Items from an interface collection:
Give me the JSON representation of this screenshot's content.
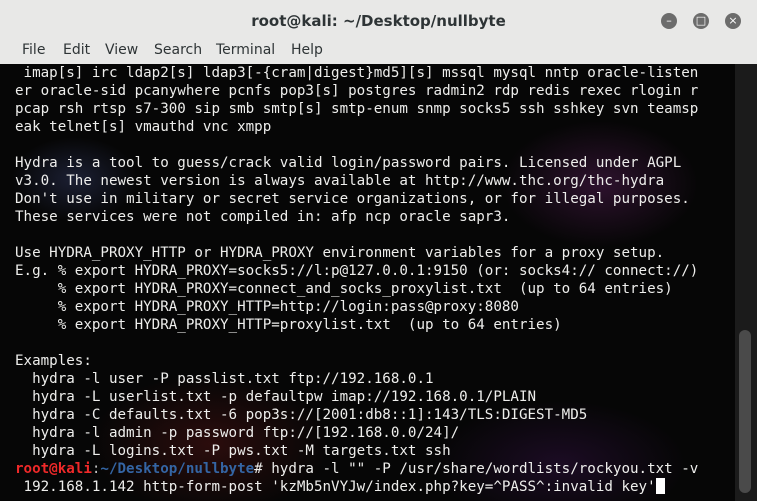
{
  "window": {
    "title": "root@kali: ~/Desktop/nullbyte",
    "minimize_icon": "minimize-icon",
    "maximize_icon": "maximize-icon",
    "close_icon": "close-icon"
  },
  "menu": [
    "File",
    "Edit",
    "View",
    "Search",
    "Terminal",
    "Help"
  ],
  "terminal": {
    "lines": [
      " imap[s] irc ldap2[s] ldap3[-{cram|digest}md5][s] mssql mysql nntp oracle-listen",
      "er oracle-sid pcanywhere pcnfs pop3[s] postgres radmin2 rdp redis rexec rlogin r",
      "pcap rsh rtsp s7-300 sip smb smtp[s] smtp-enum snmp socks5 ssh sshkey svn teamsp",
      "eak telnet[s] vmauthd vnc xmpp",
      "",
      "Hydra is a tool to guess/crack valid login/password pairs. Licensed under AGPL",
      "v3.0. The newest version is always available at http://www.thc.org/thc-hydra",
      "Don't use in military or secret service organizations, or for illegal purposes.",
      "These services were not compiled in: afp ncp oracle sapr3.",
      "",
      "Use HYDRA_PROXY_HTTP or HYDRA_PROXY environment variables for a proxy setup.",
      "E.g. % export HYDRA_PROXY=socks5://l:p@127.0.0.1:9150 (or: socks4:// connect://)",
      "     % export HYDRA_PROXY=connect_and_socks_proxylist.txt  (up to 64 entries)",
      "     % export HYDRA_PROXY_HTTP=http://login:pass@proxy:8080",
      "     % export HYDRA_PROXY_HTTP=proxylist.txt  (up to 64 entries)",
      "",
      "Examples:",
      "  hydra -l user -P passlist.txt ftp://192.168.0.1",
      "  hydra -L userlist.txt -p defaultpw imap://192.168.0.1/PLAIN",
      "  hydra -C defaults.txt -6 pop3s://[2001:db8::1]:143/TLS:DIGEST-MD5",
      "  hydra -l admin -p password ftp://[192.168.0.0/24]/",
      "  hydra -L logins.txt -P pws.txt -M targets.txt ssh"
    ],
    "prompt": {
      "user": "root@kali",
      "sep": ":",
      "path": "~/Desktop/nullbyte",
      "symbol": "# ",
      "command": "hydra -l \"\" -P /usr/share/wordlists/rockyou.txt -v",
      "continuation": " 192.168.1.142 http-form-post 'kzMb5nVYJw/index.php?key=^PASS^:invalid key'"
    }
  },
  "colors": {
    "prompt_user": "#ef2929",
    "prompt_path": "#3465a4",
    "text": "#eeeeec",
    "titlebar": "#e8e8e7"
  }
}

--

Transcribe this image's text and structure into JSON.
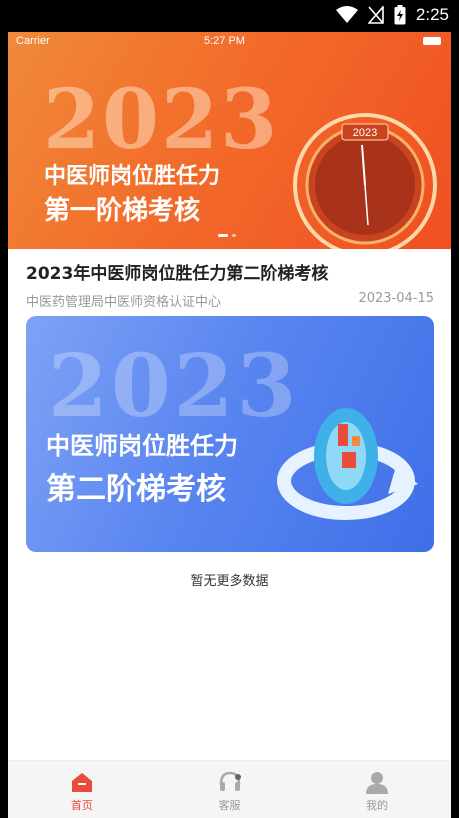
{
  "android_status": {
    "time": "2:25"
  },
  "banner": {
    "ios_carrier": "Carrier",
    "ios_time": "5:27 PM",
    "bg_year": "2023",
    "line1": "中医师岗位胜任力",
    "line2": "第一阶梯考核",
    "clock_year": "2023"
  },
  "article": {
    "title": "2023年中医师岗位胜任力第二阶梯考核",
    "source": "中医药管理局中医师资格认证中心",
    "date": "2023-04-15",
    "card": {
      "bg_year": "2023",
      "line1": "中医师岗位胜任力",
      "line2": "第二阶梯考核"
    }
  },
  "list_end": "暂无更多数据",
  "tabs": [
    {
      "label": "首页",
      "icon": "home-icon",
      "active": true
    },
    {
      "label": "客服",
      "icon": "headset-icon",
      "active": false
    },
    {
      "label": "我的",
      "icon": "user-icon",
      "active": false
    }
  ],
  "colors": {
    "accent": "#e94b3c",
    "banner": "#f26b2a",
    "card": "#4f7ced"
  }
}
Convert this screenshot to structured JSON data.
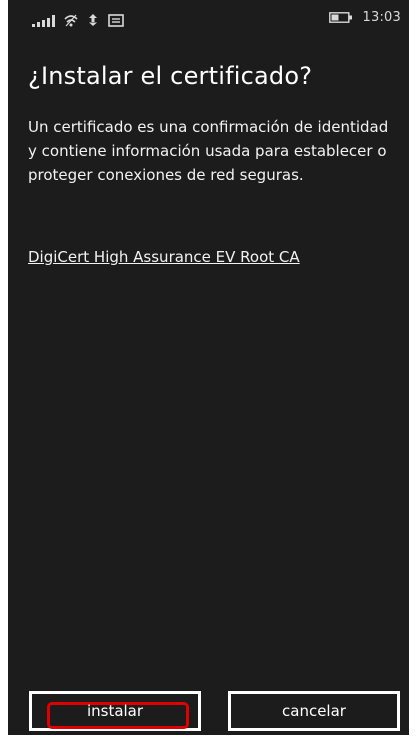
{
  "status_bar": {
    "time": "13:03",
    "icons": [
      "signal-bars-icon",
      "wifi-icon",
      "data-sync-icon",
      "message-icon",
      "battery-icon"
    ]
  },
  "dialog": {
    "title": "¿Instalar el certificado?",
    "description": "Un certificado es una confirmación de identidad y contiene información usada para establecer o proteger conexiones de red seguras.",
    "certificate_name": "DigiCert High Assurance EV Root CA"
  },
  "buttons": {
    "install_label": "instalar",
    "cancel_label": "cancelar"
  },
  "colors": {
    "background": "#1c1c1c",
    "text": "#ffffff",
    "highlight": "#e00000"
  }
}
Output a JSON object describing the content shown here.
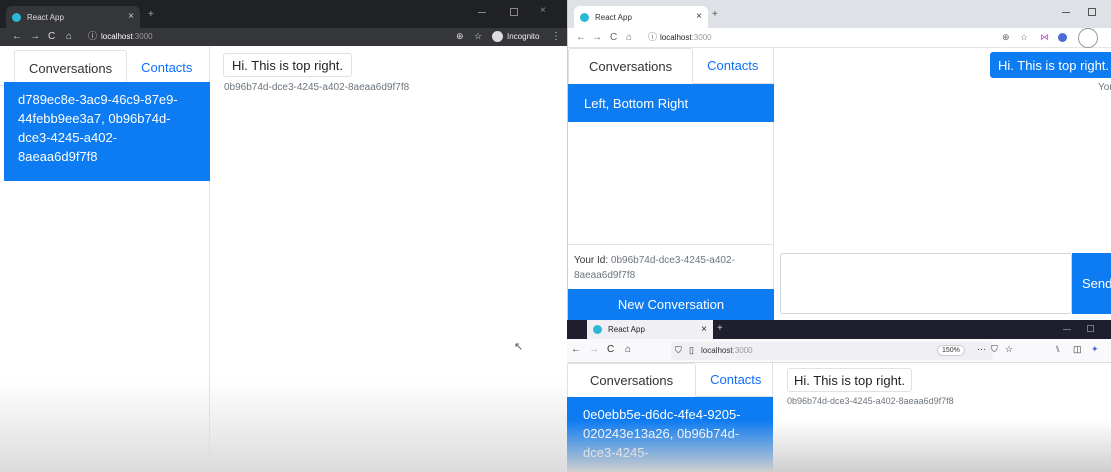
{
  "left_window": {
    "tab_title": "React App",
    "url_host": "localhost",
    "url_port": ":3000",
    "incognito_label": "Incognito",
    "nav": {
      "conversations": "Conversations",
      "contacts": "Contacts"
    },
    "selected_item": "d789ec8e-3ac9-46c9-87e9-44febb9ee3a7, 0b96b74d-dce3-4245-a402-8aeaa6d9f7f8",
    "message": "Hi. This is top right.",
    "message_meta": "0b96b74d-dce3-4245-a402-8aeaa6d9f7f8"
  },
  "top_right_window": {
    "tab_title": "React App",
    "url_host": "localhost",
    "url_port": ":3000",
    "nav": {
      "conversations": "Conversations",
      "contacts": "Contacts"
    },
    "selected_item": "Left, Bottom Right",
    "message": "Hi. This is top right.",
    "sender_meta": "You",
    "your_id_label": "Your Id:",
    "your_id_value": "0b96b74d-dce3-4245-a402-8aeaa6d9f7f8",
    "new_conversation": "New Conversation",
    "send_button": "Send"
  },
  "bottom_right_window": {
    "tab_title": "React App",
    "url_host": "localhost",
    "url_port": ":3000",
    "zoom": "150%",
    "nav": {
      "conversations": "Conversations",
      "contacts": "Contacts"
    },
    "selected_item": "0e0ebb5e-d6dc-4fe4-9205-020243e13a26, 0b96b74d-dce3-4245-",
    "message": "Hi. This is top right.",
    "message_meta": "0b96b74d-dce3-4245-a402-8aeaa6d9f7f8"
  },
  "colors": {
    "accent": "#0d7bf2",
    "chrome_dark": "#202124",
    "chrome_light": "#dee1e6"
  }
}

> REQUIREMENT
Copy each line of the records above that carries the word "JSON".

> OUTPUT FOR THIS EXERCISE
Give me the JSON representation of this screenshot's content.
Transcribe this image's text and structure into JSON.
Convert this screenshot to structured JSON data.
Output a JSON object describing the content shown here.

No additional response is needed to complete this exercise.